“When I didn’t wear makeup, I felt different ... I didn’t feel as confident in myself when I was walking into school,” said Kallie Olear, a sophomore at Wilson High School.

Melanie noticed a big difference in how people treated her when she was wearing makeup.

“A lot of teachers and administrators came up to me, just to talk,” Melanie said. “I’m not saying I’m normally unapproachable,” but it seemed they approached her more than they usually do, and “the makeup might have had something to do with it.”

Jenna Schlosser, a sophomore at Wilson High School, said that she had started getting closer with more popular girls in the weeks prior to the experiment, but said, “once I stopped, I obviously stopped getting comments on my makeup ... and they started ignoring me if I smiled at them in the hallways.” The girls, she said, were much friendlier after she switched back to wearing makeup.

Being a cheerleader, Jenna skipped makeup during a football game. “I felt like everyone was overlooking me,” she said.

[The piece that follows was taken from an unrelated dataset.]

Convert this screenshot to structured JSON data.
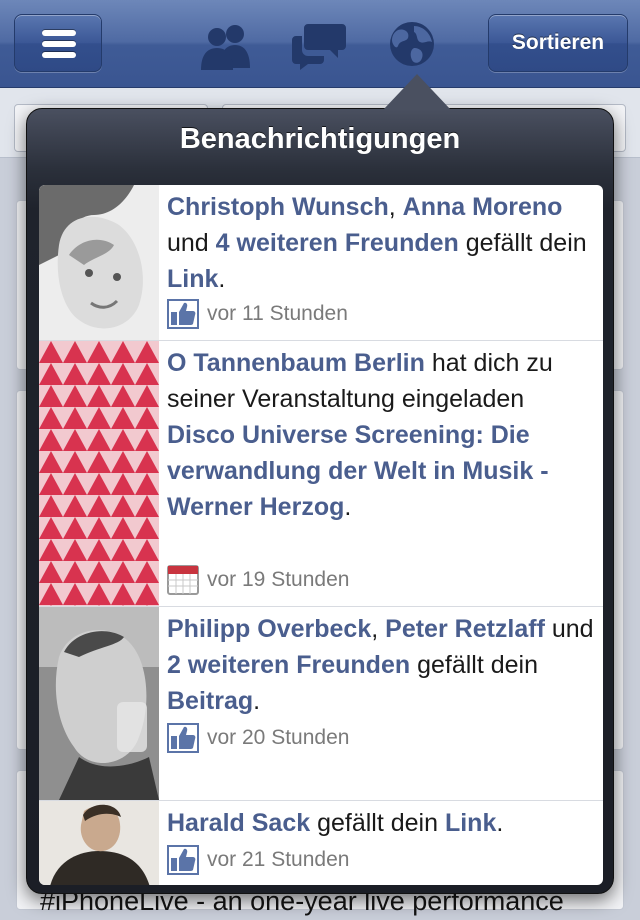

Another NeXt correspondent, Elyse Cinquino, 15, a sophomore at Kenmore East High School, and Sara Coykendall, a sophomore at Lewiston-Porter High School, were the only ones who didn’t perceive any major differences in people’s reactions toward them.

“Other than one person asking me why I wasn’t wearing makeup on the first day of the experiment, there was no change ... I was expecting that there would be some sort of difference, but there wasn’t,” Sara said.

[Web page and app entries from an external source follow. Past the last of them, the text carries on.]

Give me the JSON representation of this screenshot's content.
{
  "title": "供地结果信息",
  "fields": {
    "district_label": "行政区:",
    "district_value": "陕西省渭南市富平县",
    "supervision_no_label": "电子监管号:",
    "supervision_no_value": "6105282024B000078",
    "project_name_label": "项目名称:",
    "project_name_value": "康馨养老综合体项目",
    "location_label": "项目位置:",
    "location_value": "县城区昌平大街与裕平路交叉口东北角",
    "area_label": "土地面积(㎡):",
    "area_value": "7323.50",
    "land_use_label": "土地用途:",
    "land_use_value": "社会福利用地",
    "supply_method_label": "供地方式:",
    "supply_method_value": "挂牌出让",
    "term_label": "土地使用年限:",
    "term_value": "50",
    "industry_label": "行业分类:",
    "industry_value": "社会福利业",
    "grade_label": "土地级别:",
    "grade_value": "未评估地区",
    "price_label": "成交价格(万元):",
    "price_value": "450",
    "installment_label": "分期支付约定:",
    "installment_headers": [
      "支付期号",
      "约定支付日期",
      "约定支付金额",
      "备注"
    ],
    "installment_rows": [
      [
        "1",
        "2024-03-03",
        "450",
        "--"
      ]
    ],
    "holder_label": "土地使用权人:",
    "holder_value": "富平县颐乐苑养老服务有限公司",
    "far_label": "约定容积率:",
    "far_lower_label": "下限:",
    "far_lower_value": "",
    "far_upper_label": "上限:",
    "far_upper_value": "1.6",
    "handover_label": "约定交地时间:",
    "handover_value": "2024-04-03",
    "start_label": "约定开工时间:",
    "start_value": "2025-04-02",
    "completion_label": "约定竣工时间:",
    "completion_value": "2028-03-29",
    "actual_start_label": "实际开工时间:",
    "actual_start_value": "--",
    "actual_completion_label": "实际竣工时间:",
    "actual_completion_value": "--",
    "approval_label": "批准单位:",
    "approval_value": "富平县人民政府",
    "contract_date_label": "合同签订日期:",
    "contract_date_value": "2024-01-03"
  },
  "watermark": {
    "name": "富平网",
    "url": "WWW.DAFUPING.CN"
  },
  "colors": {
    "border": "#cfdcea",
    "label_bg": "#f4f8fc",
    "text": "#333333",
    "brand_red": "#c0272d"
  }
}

“I may not have received feedback similar to what the others got because I don’t wear a lot of makeup, and it’s very natural,” Elyse said. “I think I’ll end up wearing makeup less than before ... if anything, I think my self-confidence has increased.”

None of the girls mentioned anything about boys’ reactions. So does such a staggering statistic have anything to do with sexism?

“I think that these reactions are sexist because people believe that girls should always be wearing makeup and that they only look good with makeup on,” Jenna said.

“I think that those are stereotypes that are true with many people, but not everyone thinks that way, even though I could understand how they could,” said Troy Dickenson, a sophomore at Wilson High School, reacting to Jenna’s comment. “I think that the real problem is that girls don’t think of themselves as pretty without having makeup on, not as much because of a guy’s reaction.”

“I don’t really think makeup has that big of an influence on it, but I think it’s the equivalent of a suit,” said Bryan Bedolla, also a sophomore at Wilson High School.

Alyssa agreed with Troy, and mentioned that her “business teacher said that most advertisements for makeup make women feel inferior so they’ll buy it and go for a ‘natural’ look, even though they’re putting $12 worth of makeup on their faces.”

For me, the purpose of makeup “is to enhance your features, not cover up things or make you look prettier,” Elyse said.

“Parents need to set an age for when their daughters wear makeup, and they need to show them how to put it on,” Alyssa said. “The girls all agreed that the earliest age should be 13.

“I still believe that girls and women should be able to be confident with their natural selves. Society ... puts a huge emphasis on appearance, and I feel that that is wrong. Makeup shouldn’t be used for popularity, it should be used for confidence and self-positivity,” Alyssa added.

“I know that people, especially the ones who know me the most and are closest to me, treat me the way they do because of who I am, not because of how I look or if I wear makeup or not,” Sara said.

So will Melanie, the sole non-makeup-wearer continue to wear makeup? She said that she was glad to have learned how to put it on, as it “took about a week of practice to get down a look I like, and I now know for future reference how to do it. I’ll probably wear makeup on some days, but I definitely don’t want to wear it every day.”

“The most important thing to remember is that people should know you for you, not your makeup,” Sara said.

“My advice to other teenage girls would be to try out what you like,” Melanie said. “If makeup gives you confidence, then by all means wear it. However, it’s also important to be yourself. Makeup can skew people’s vision of you, and I think that it’s just as important to be confident ... without makeup, but if you wear makeup all the time that might be harder to achieve.”

Anna Kane is a sophomore at Wilson High School.